Women’s issues are a hot topic this year for the election. You would have to be completely cut off from social media to have not yet heard about Romney’s “binders full of women” comment in the last debate. I think that statement sparked such a flame because it cuts to the heart of the question, how are women valued in politics today? Where are the women in politics? Why are issues important to women being decided by mostly men?
The comment was made in response to a question about pay equity for women (which was never answered). Romney stated (paraphrased, you can find the full transcript here):
I had the chance to pull together a cabinet [while serving as Governor] and all the applicants seemed to be men.
I went to my staff, “How come all the people for these jobs are all men.” They said, “Well, these are the people that have the qualifications.” And I said, “Well some women that are also qualified?”
We took a concerted effort to go out and find women who had backgrounds that could be qualified to become members of our cabinet.
I went to a number of women’s groups and said, “Can you help us find folks,” and they brought us whole binders full of women.

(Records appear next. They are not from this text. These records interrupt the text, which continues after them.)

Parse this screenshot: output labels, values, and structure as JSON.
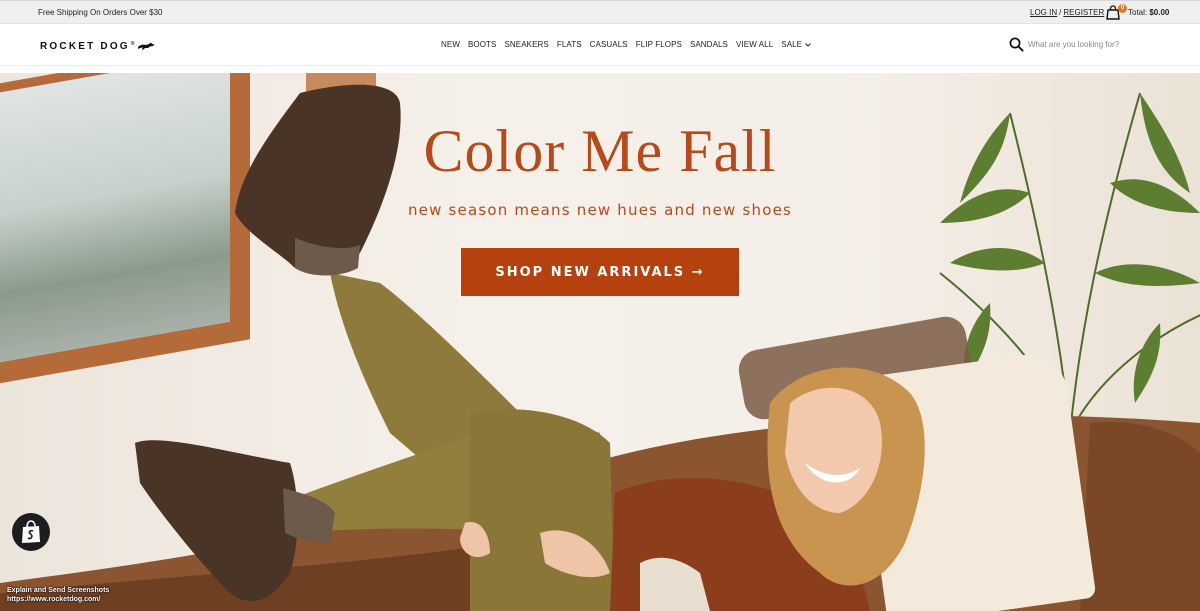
{
  "announcement": {
    "shipping_text": "Free Shipping On Orders Over $30",
    "login_label": "LOG IN",
    "separator": "/",
    "register_label": "REGISTER"
  },
  "cart": {
    "icon": "shopping-bag-icon",
    "count": "0",
    "total_label": "Total:",
    "total_value": "$0.00",
    "badge_color": "#e07a24"
  },
  "header": {
    "logo_text": "ROCKET DOG",
    "logo_reg": "®",
    "logo_icon": "running-dog-icon",
    "nav": [
      "NEW",
      "BOOTS",
      "SNEAKERS",
      "FLATS",
      "CASUALS",
      "FLIP FLOPS",
      "SANDALS",
      "VIEW ALL",
      "SALE"
    ],
    "search_placeholder": "What are you looking for?"
  },
  "hero": {
    "headline": "Color Me Fall",
    "subline": "new season means new hues and new shoes",
    "cta_label": "SHOP NEW ARRIVALS →",
    "accent_color": "#b5410f"
  },
  "overlay": {
    "shopify_icon": "shopify-bag-icon",
    "watermark_line1": "Explain and Send Screenshots",
    "watermark_line2": "https://www.rocketdog.com/"
  }
}
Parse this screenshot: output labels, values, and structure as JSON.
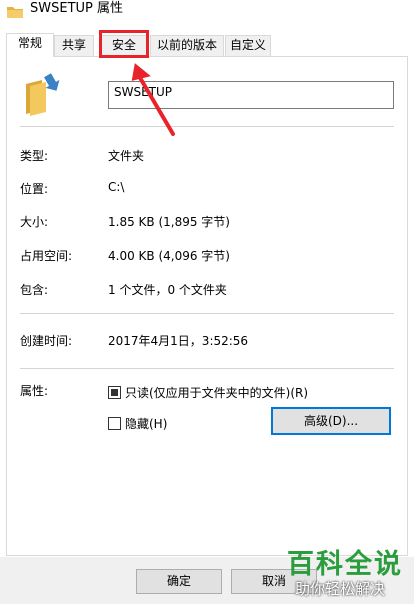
{
  "window": {
    "title": "SWSETUP 属性"
  },
  "tabs": [
    {
      "label": "常规",
      "active": true
    },
    {
      "label": "共享",
      "active": false
    },
    {
      "label": "安全",
      "active": false
    },
    {
      "label": "以前的版本",
      "active": false
    },
    {
      "label": "自定义",
      "active": false
    }
  ],
  "general": {
    "name_value": "SWSETUP",
    "type_label": "类型:",
    "type_value": "文件夹",
    "location_label": "位置:",
    "location_value": "C:\\",
    "size_label": "大小:",
    "size_value": "1.85 KB (1,895 字节)",
    "disk_label": "占用空间:",
    "disk_value": "4.00 KB (4,096 字节)",
    "contains_label": "包含:",
    "contains_value": "1 个文件，0 个文件夹",
    "created_label": "创建时间:",
    "created_value": "2017年4月1日，3:52:56",
    "attributes_label": "属性:",
    "readonly_label": "只读(仅应用于文件夹中的文件)(R)",
    "hidden_label": "隐藏(H)",
    "advanced_label": "高级(D)..."
  },
  "footer": {
    "ok_label": "确定",
    "cancel_label": "取消"
  },
  "watermark": {
    "main": "百科全说",
    "sub": "助你轻松解决"
  },
  "colors": {
    "highlight": "#e8232a",
    "accent": "#0078d7",
    "watermark": "#2a9d3c"
  }
}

My problem with his statement (other than the fact that it wasn’t really true) is that he did not already KNOW women who were qualified. He did not go into office with the idea in his mind of women that could serve on his cabinet. Romney entered the workforce in 1975 and worked for 27 years before he ran for Governor. In all that time he never met a woman he thought was qualified? That scares the hell out of me.
I do not think this is a partisan problem. I think it stretches across party, geographical, and demographic lines. Four years ago the Democrats had the opportunity to nominate a woman for President, and they (we) failed to do it. Half the population of the United States is female, but women make up only 17% of Congress. Where are the women in politics? And what can we do to improve these numbers?
I think the first hurdle we must overcome is defining the issues that are important to us as “women’s issues”. The first thing many people think when you mention “women’s issues” are reproductive rights. While I do agree that is an important topic, it is not the only one, and for me it is not even the most important one.
The women I know are concerned about the economy, education, taxes, healthcare, Social Security, the environment, foreign policy, fair pay, marriage equality, aging and ailing parents, gun control… You name it. The issues are as diverse as the women. The problem, as I see it, is having our voice heard on these issues and not being relegated to “well let’s give her some flex time so she can go home and cook dinner.”
I know it is easy to be apathetic. We are tired. We are busy. We are overwhelmed with our day to day responsibilities. We feel like we are powerless. But the truth is, the only way to make change is to be informed, speak up, and become involved.
Being informed can be as simple as finding one issue that is important to you and researching it online. Find out how your state and federal representatives are voting on that issue and whether or not they have any pending legislation related to it. Research the platform for both political parties and see where they stand on your issue. You don’t have to focus on everything, but you should focus on YOUR thing.
Volunteering with your local party or candidate is pretty easy as well. You can sign up online to stuff envelopes, make phone calls, work the polling stations… whatever can fit into your schedule. One afternoon of stuffing envelopes can make a difference. You never know who might read that insert and make the decision to vote. You never know what opportunities volunteering may present to you.
Everyone reading this post has a voice. Be it through your own blog, Twitter, Facebook, your church, a community organization, volunteering, women’s group… You have a platform for your thoughts and opinions. Use it. The days of not talking about politics in polite company are over. We can not let your manners get in the way of being heard. Be kind. Be compassionate. Be respectful. Be heard.
What is the most important issue in the upcoming election to YOU? Where do you stand on women in politics? What do you think we can do as mothers to help our daughters gain ground in politics in the future?